Mumbai also has some wonderful forts. The Worli fort, with a Koliwada village attached, visible from the Sea Link, could be a perfect destination for a tourist to spend a lazy afternoon. It would bring jobs to the villagers who could be encouraged to clean up their streets and provide tea and biscuits to visitors. Local guides could be trained. A small shopping area could be created that sits well with the local architecture. We have the Mahim and Sewri forts too, and no one in Mumbai has probably ever visited these. It requires just a little action and investment and it will transform these derelict monuments into must-visit destinations.

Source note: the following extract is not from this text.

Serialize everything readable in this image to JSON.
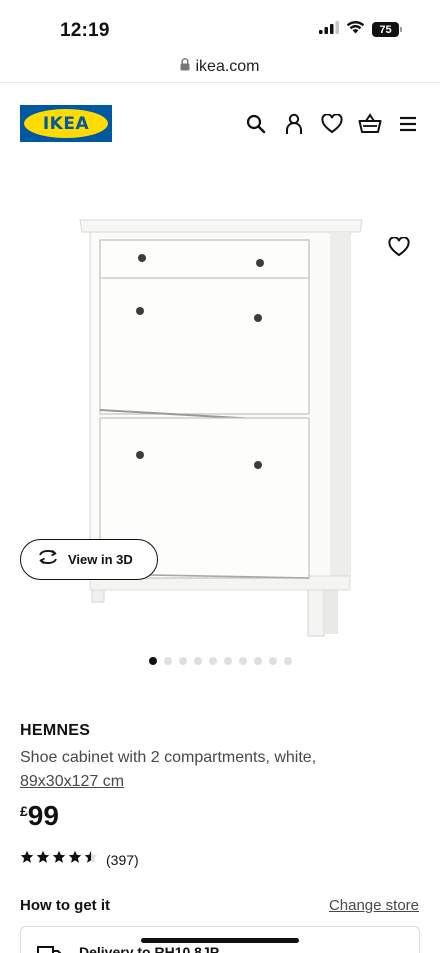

And of course we need more museums. But truly world class museums not some ‘nam ke vaste‘ token that no one ever visits or hears about. The CSMVS and the Dr Bhau Daji Lad Museum are today considered the best museums in India. Unfortunately the NGMA that started out in the 90s with so much potential is struggling without a director. My own view is that the Old Sailor’s Home which is now the Police Headquarters should be refurbished into a gallery to show more contemporary art and design. The waiting period for the Jehangir Art Gallery is years, which just shows the demand for such places. Of course the police will protest but this is the city’s prime tourist district and we need to rethink how to deploy its assets to optimum use. We have Mani Bhavan, Gandhiji’s residence that is charming. The BEST has a wonderful museum that no one ever visits. The RBI too has an excellent gallery of coins. The Films Division has a museum on Peddar road which has recently been revamped. But all these are not adequately publicised and need professional management and outreach.
There are many other potential museums in the pipeline: the postal services are thinking of one, so is the Port Trust. The railways have a small museum at CST and they are considering expanding this. A textile museum that recounts the rich textile trade that laid the foundation for Bombay’s wealth is being planned in one of the old mills, along with a maritime museum. Mumbai played a critical role during the freedom movement and I have long advocated that we should have a museum near August Kranti Maidan that acknowledges our freedom fighters. In fact Mumbai has been in the forefront of the nation’s development in many areas but it has forgotten to record this rich history for posterity.
The music gharanas, the literary luminaries, Marathi, Gujarathi and Urdu theatre, the great artists who resided in the city deserve to be acknowledged. Their residences can be converted into museums as has been done in many cities the world over.
And we must not forget Bollywood, our greatest cultural export. Imagine a Madame Tussauds of Bollywood stars. It would be mobbed all the time.
The author is an art historian and cultural activist. She is Vice Chairman of INTACH, Managing Trustee and Honorary Director of the Dr Bhau Daji Lad Museum, and a member of the International council of the Museum of Modern Art, New York. She has served on the National Gallery of Modern Art Advisory Board and the National Institute of Design, Ahmedabad, and been a member of the Central Advisory Board for Museums, a Senior Expert Advisor to UNESCO, Chair of the CII Task Force on Museums and Heritage, a speaker at the World Economic Forum at Davos, and a jury member of The Rockefeller Foundation for the Creative Arts Residency at Bellagio, Italy. Ms Mehta has received several awards for her contribution to art and heritage preservation.